As someone who will eat anything and everything, I originally chose Green Chef’s “omnivore” plan but noticed that the gluten-free meals that week were more appealing and opted into that plan instead. While I received an email about a “one-time change to my plan” in my inbox that afternoon, I had to go hunting for a receipt to find that there was an extra charge for going gluten-free. These sneaky price differences can be confusing for users who just want the meals that sound the best to them, not the ones Green Chef decides they should be eating.
The flavor profiles of most meals were all over the place—mixing Thai with Southwestern and so on—and some directions were clearly incorrect on one of the recipe cards.

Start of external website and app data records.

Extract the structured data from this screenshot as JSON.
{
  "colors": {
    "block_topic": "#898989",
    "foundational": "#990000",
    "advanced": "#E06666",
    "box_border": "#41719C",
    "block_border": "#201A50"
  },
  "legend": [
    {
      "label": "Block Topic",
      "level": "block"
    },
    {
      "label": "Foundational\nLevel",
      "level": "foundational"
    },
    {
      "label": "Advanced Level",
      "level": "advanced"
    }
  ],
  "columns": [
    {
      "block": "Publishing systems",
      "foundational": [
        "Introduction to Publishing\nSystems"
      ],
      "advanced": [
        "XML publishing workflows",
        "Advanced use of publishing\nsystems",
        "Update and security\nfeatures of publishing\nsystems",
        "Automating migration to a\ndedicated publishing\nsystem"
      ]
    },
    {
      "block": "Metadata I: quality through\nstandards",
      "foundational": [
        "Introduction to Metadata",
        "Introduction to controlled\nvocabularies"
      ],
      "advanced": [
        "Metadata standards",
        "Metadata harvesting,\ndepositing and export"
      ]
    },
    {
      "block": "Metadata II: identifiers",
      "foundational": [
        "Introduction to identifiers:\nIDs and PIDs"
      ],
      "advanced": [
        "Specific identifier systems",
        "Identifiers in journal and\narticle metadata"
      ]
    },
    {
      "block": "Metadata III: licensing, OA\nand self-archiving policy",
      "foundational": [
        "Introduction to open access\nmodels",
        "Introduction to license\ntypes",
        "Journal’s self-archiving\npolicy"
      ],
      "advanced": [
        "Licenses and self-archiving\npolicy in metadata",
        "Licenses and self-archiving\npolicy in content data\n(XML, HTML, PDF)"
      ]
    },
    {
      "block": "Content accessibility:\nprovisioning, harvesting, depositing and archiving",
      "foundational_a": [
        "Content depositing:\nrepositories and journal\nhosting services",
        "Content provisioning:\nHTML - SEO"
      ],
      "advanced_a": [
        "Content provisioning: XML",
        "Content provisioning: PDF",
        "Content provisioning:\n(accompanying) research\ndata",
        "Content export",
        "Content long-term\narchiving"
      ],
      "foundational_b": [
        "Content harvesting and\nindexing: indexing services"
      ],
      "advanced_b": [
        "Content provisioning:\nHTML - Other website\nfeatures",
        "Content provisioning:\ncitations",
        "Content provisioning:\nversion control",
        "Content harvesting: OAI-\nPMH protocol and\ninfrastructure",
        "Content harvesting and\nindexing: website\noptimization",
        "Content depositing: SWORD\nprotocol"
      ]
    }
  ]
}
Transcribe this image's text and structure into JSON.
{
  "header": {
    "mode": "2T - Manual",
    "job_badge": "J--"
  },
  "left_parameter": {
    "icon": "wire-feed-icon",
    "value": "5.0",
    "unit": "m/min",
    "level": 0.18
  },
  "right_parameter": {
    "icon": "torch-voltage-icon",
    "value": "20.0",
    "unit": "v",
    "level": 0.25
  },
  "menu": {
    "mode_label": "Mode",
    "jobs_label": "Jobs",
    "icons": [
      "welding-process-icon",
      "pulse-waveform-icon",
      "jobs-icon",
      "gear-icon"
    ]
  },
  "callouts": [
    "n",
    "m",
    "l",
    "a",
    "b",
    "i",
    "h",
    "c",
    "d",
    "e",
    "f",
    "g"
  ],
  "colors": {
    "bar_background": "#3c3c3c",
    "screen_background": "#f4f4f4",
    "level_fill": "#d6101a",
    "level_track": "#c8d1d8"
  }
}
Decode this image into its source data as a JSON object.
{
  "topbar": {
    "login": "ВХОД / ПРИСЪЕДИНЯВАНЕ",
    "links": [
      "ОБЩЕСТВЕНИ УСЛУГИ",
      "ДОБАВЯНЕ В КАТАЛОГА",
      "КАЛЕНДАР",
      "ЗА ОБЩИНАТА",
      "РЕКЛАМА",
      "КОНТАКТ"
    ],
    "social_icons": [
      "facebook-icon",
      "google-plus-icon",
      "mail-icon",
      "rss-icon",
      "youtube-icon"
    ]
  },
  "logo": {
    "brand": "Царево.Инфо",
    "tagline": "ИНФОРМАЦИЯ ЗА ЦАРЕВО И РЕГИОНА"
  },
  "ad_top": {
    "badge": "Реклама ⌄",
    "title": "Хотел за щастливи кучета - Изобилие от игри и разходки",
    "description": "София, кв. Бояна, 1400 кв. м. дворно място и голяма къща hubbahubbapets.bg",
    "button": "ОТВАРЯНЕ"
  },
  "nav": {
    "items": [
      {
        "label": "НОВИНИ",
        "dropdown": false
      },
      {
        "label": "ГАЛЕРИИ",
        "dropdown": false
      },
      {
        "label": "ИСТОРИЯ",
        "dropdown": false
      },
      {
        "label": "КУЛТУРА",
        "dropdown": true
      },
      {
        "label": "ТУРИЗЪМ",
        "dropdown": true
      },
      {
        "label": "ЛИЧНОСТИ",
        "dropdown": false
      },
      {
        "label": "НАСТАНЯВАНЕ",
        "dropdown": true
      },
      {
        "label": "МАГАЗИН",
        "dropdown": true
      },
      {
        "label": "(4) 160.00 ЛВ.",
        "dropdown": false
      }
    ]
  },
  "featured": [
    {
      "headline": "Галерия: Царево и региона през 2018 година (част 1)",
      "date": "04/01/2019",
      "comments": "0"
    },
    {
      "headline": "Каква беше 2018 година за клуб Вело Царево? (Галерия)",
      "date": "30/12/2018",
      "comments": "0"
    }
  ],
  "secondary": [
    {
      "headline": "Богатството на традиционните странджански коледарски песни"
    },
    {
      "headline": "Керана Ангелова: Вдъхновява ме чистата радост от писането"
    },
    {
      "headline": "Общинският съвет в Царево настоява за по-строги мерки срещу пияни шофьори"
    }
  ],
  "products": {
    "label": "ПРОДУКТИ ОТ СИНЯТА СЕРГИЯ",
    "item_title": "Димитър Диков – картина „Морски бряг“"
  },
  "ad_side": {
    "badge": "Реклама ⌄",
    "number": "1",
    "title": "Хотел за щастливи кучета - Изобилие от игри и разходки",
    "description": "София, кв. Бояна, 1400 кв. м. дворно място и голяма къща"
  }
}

However, all of the meals tasted just fine in the end.
As Green Chef was acquired by HelloFresh in March, it’s a possibility that they may soon have the resources to broaden their menu and offer better, more consistent recipes, but these changes are necessary before I would recommend them to a friend.
Cost: Visit PurpleCarrot.com for updated pricing. When tested, meals were $12.00 per serving, fixed. Different plans are available.
Favorite meal: Japanese Bento Box with Miso-Glazed Tofu and Yu Choy
I wanted to love Purple Carrot, I really did. Sadly, my experience with this vegan service was riddled with confusing recipes, bland flavors, missing ingredients, and altogether bad meals.
Although I typically eat meat, I was a vegetarian for a period of my life and regularly enjoy vegan meals with my friends, so this isn’t coming from someone who needs to always eat animal products. I truly hated two out of the three meals I received from Purple Carrot—specifically, the Buffalo Cauliflower Salad with Farro and Ranch Dressing, and the Chilaquiles Salsa Verde with Tomatillos and Black Beans. The salad involved an entire head of lettuce and only a handful of spicy cauliflower pieces tossed together with a bit of ranch, an overwhelmingly bland, damp meal that left me hungry.
The chilaquiles—the recipe for which instructed me to blend hot, raw onion and tomato puree in a hand blender—was difficult to make and nearly-inedible in the end thanks to its overpowering onion flavor and soggy tortillas. The redeeming meal of the bunch, a Japanese Bento Box with Miso-Glazed Tofu and Yu Choy, severely lacked texture, as well as one of its central ingredients, yu choy, which was unceremoniously replaced with broccoli in my box.
These meals actually felt like what a huge carnivore imagines vegan eating to be like—mushy, bland, and calorie-deficient. I know for a fact that vegan meals can (and should!) have more flavor and texture than any of these dishes did.
Cassidy covers all things cooking as the kitchen editor or Reviewed. An experimental home chef with a healthy distrust of recipes, Cassidy lives by the "Ratatouille" philosophy that, with a few techniques and key tools, anyone can cook. Since joining Reviewed in mid-2018, she's produced in-depth reviews and guides on everything from meal kits to stand mixers and the right way to cook an egg.
We use standardized and scientific testing methods to scrutinize every product and provide you with objectively accurate results. If you’ve found different results in your own research, email us and we’ll compare notes. If it looks substantial, we’ll gladly re-test a product to try and reproduce these results. After all, peer reviews are a critical part of any scientific process.